This article struck my attention because I took a position about 1 year ago with no innovation. The manager stepped down shortly after I took the position. With the old manager I was willing to take risks and introduce a new capability within the organization. Many of my peers asked me about the capability I gave them a little but not enough to figure the rest out. I was consistently told someone else is probably going to get the statement of work just because I have not been in a single position for very long ie 10 years. After a few more conversation I have come to the conclusion the organization has a culture of non performance and risk aversion. Where longevity is rewarded, and with it non-risk taking. With no reward of risk taking there is little or no innovation. This is my first time I have ever experienced a organization absolutely adverse to innovation. This experience has prompted my BLUF on top.


Here is part of the article

"Create a portfolio of experiments. 

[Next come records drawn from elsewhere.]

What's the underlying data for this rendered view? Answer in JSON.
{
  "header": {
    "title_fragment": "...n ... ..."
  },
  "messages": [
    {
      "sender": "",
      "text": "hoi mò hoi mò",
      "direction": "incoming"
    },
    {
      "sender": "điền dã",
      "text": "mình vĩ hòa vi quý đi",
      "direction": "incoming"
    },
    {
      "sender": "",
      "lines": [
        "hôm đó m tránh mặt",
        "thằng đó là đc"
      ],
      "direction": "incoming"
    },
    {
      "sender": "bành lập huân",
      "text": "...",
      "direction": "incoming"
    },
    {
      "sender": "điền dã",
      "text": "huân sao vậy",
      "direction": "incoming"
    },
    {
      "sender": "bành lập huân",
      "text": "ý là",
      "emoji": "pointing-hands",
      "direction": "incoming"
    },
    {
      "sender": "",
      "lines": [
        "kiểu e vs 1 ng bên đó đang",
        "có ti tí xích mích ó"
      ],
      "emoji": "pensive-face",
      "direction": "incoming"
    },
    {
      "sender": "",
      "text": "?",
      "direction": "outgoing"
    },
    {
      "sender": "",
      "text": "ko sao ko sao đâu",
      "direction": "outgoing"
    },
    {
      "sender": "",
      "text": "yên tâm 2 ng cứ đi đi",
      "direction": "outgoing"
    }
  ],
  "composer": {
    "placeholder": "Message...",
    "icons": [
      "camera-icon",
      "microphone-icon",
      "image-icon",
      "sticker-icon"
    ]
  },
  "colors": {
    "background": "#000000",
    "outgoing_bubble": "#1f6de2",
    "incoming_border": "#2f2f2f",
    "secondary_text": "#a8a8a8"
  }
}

Once you have focused, strategic targets set, create a series of experiments.  A general rule of thumb is the 7-2-1 rule:  one experiment should be big and relatively safe.  Two experiments should be slightly more risky and moderately sized.  Then seven experiments should be highly risky and low cost."